TITLE: Gardening Calendar for April

Lawn Care

  • Warm season grasses like Bermuda and centipede can be seeded or sprigged.



  • Early blooming flowers like forsythia and evergreens like holly can still be fertilized.
  • Rhododendrons, azaleas, and other late bloomers should be fertilized as soon as their flowers fade.
  • Fruit trees can be fertilized now especially if there are going to bare much fruit.  A good rule of thumb is to use one pound of 10-10-10 for each year of tree age.  It’s best to apply half in late winter and the remainder in May.  Don’t apply the remaining fertilizer if the crop is killed by frost.



  • Azaleas can be planted this month while they are flowering.  Some gardeners do this so they can better arrange the different colors.
  • Annual flowers can be planted.  Examples would be: ageratum, begonia, celosia, dwarf dahlia, dusty miller, geranium, marigold, petunia, portulace, salvia, snapdragon, and annual vinca.
  • Gladioli bulbs can be planted now and continue till mid-June.
  • Plant beans, beets, cantaloupe, corn, Chinese cage, cucumbers, pumpkin, squash, Swiss chard, and watermelon later this month.



•    Shrubs can be layered by lowering one of the branches to the ground and covering it with soil.  Use a rock to hold the branch down till it takes root.



  • Faded April bloomers like azaleas can be pruned as soon as the flowers fade.
  • Berry producing plants like holly and pyracantha should be pruned while they are flowering this month.



  • Watch shrubs for: lace bugs on azaleas, leaf miners on boxwoods, tea scale on camellias, scale on euonymus, spider mites, and hybrid rhododendron borers.
  • Spray iris beds for iris borers.
  • Spray squash plants for squash borers.
  • Begin weekly sprayings of fruit trees as soon as the flowers fall off.
  • Continue with rose spraying program.
  • Always follow the label and don’t spray insecticides unless damage causing insects are seen.

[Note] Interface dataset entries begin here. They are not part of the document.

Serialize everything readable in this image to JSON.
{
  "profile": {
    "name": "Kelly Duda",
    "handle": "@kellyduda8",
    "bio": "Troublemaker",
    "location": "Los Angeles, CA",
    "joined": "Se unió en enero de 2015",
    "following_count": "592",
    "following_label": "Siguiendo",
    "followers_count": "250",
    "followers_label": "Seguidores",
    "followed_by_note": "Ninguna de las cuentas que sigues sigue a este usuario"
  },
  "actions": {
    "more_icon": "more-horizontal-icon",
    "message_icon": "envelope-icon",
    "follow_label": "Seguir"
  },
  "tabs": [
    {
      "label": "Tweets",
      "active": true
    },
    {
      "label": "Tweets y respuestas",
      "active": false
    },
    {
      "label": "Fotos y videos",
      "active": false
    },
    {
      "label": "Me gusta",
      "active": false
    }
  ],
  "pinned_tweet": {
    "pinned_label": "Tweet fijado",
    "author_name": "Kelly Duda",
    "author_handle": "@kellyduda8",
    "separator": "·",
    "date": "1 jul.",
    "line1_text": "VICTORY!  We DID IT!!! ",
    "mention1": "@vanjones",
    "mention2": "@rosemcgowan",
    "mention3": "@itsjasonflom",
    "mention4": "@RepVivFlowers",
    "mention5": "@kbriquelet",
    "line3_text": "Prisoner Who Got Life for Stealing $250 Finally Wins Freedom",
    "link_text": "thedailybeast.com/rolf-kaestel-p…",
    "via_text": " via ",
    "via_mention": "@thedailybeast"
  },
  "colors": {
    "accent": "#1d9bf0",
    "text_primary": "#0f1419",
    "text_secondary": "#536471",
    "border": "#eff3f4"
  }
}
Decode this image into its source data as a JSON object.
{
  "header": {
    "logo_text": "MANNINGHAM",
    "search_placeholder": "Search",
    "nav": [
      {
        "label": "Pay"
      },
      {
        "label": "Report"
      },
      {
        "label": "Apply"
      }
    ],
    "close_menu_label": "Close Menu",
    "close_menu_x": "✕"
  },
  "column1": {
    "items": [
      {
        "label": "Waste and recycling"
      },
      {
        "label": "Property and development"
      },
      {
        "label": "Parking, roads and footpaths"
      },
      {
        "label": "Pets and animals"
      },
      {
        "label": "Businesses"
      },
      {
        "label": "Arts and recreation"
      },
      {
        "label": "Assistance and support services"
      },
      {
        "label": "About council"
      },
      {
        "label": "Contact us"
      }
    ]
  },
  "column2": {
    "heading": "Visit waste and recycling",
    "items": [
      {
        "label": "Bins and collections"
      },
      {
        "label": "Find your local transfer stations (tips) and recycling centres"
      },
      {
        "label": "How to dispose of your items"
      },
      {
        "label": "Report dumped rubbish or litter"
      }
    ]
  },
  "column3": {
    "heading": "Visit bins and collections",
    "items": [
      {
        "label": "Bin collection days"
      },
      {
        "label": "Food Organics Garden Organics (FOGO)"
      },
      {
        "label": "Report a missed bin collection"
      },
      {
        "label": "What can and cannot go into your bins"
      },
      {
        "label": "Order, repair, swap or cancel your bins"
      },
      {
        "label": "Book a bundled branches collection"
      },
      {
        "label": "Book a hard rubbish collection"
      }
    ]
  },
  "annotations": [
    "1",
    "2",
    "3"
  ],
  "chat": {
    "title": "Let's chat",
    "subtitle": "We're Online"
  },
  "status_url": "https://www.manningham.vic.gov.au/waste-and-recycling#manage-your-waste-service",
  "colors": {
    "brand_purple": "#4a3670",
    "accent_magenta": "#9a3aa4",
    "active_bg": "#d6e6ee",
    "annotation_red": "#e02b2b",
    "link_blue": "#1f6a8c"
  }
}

Other Activities

  • Mulch landscape plants to keep weeds from growing and to conserve water.
  • Keep records of what was planted and when chemicals were sprayed